Please count the lines in these records that contain "Dung" and give only that count.

─── Records supplied ───

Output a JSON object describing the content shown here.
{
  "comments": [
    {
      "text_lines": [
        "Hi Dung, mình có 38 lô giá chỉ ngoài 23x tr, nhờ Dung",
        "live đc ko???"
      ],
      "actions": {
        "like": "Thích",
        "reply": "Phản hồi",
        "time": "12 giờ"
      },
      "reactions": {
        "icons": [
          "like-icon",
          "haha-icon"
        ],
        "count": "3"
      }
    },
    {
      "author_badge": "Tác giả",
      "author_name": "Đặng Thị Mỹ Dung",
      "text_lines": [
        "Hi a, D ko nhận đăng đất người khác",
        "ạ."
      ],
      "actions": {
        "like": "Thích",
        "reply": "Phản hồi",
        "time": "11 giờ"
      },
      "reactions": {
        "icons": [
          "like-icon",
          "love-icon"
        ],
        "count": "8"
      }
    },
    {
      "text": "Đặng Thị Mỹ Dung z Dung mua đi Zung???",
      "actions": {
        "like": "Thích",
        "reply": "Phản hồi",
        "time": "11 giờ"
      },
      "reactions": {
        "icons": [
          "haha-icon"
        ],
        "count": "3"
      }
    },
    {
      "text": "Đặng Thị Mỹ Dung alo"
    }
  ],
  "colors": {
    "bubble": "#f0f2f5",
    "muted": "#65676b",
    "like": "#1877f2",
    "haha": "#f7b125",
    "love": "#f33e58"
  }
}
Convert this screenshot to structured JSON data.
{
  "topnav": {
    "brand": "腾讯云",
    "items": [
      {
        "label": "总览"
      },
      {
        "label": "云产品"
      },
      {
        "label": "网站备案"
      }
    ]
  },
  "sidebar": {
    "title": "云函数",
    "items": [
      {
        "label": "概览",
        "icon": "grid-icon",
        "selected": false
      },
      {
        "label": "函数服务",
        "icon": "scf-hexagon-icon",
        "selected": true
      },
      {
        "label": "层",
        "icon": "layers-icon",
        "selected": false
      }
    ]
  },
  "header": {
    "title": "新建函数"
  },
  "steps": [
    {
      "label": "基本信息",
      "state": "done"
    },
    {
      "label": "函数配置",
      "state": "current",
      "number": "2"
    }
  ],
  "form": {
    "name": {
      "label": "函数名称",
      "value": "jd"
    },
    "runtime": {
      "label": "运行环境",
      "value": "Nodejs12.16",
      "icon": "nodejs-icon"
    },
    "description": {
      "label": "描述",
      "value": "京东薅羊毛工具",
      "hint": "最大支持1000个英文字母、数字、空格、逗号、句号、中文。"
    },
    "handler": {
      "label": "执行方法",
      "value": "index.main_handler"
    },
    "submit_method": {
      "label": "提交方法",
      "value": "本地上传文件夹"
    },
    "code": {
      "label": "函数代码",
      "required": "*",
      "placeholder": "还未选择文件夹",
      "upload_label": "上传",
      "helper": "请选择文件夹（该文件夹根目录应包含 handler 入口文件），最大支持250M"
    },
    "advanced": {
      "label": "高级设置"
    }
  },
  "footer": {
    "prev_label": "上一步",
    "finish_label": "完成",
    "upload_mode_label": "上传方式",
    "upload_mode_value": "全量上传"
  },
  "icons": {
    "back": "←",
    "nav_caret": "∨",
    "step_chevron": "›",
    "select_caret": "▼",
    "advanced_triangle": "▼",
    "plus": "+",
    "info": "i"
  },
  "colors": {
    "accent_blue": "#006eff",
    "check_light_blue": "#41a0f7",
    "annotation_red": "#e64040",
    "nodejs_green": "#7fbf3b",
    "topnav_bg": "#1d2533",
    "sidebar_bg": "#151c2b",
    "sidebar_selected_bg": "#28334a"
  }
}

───

#### Solution for this problem:
4